If a record holds a picture, drop the picture and copy everything else exactly.

ENTRIES SUPPLIED.
┌────────

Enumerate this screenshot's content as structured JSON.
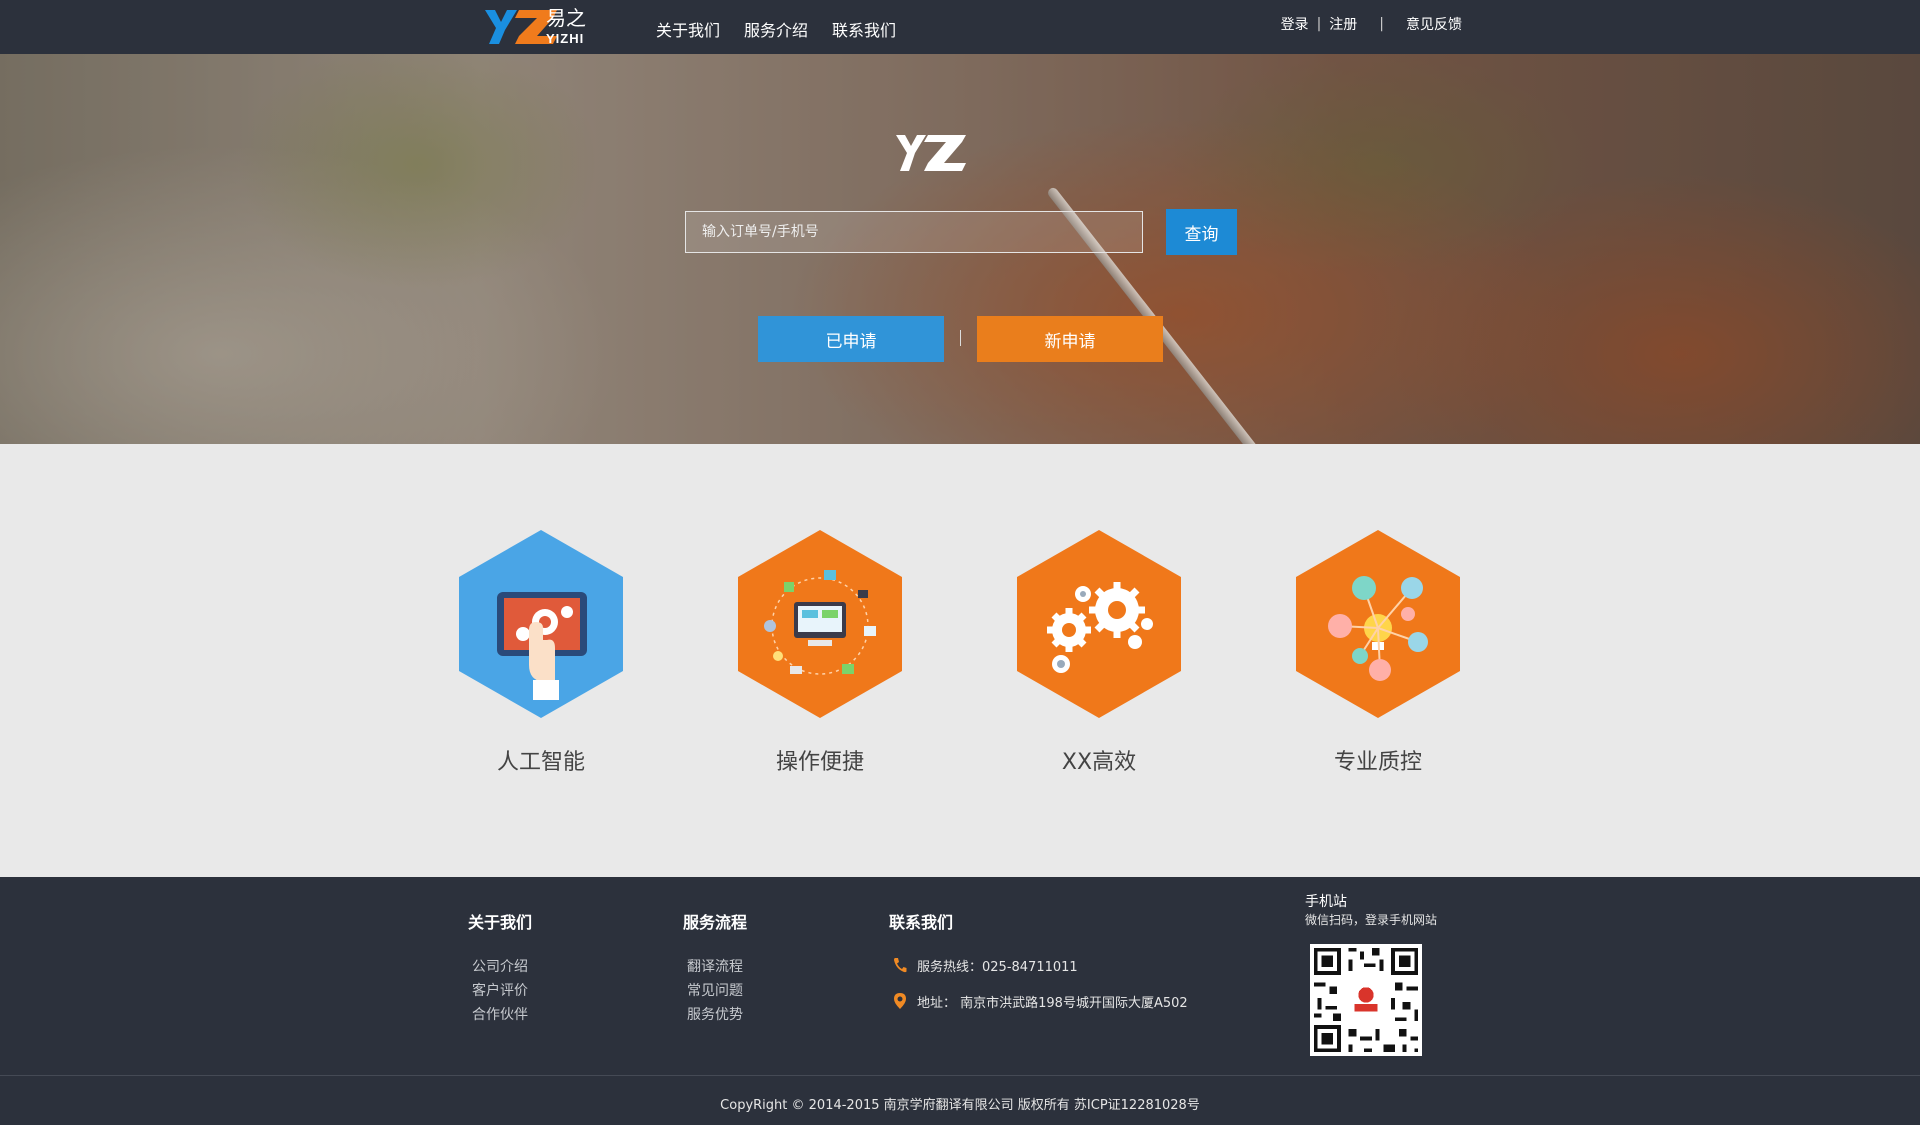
{
  "brand": {
    "name_cn": "易之",
    "name_en": "YIZHI",
    "colors": {
      "blue": "#1d8ad5",
      "orange": "#ea7e1c",
      "dark": "#2c313c"
    }
  },
  "nav": {
    "items": [
      {
        "label": "关于我们"
      },
      {
        "label": "服务介绍"
      },
      {
        "label": "联系我们"
      }
    ]
  },
  "top_links": {
    "login": "登录",
    "register": "注册",
    "feedback": "意见反馈"
  },
  "hero": {
    "search": {
      "placeholder": "输入订单号/手机号",
      "value": ""
    },
    "search_button": "查询",
    "applied_button": "已申请",
    "new_button": "新申请"
  },
  "features": [
    {
      "label": "人工智能",
      "icon": "tablet-gear-icon"
    },
    {
      "label": "操作便捷",
      "icon": "computer-network-icon"
    },
    {
      "label": "XX高效",
      "icon": "gears-icon"
    },
    {
      "label": "专业质控",
      "icon": "lightbulb-gears-icon"
    }
  ],
  "footer": {
    "about": {
      "title": "关于我们",
      "links": [
        "公司介绍",
        "客户评价",
        "合作伙伴"
      ]
    },
    "process": {
      "title": "服务流程",
      "links": [
        "翻译流程",
        "常见问题",
        "服务优势"
      ]
    },
    "contact": {
      "title": "联系我们",
      "hotline": "服务热线：025-84711011",
      "address": "地址： 南京市洪武路198号城开国际大厦A502"
    },
    "mobile": {
      "title": "手机站",
      "subtitle": "微信扫码，登录手机网站"
    },
    "copyright": "CopyRight © 2014-2015 南京学府翻译有限公司 版权所有 苏ICP证12281028号"
  }
}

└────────

WRITTEN REPLY.
Enumerate this screenshot's content as structured JSON.
{
  "brand": {
    "name_cn": "易之",
    "name_en": "YIZHI",
    "colors": {
      "blue": "#1d8ad5",
      "orange": "#ea7e1c",
      "dark": "#2c313c"
    }
  },
  "nav": {
    "items": [
      {
        "label": "关于我们"
      },
      {
        "label": "服务介绍"
      },
      {
        "label": "联系我们"
      }
    ]
  },
  "top_links": {
    "login": "登录",
    "register": "注册",
    "feedback": "意见反馈"
  },
  "hero": {
    "search": {
      "placeholder": "输入订单号/手机号",
      "value": ""
    },
    "search_button": "查询",
    "applied_button": "已申请",
    "new_button": "新申请"
  },
  "features": [
    {
      "label": "人工智能",
      "icon": "tablet-gear-icon"
    },
    {
      "label": "操作便捷",
      "icon": "computer-network-icon"
    },
    {
      "label": "XX高效",
      "icon": "gears-icon"
    },
    {
      "label": "专业质控",
      "icon": "lightbulb-gears-icon"
    }
  ],
  "footer": {
    "about": {
      "title": "关于我们",
      "links": [
        "公司介绍",
        "客户评价",
        "合作伙伴"
      ]
    },
    "process": {
      "title": "服务流程",
      "links": [
        "翻译流程",
        "常见问题",
        "服务优势"
      ]
    },
    "contact": {
      "title": "联系我们",
      "hotline": "服务热线：025-84711011",
      "address": "地址： 南京市洪武路198号城开国际大厦A502"
    },
    "mobile": {
      "title": "手机站",
      "subtitle": "微信扫码，登录手机网站"
    },
    "copyright": "CopyRight © 2014-2015 南京学府翻译有限公司 版权所有 苏ICP证12281028号"
  }
}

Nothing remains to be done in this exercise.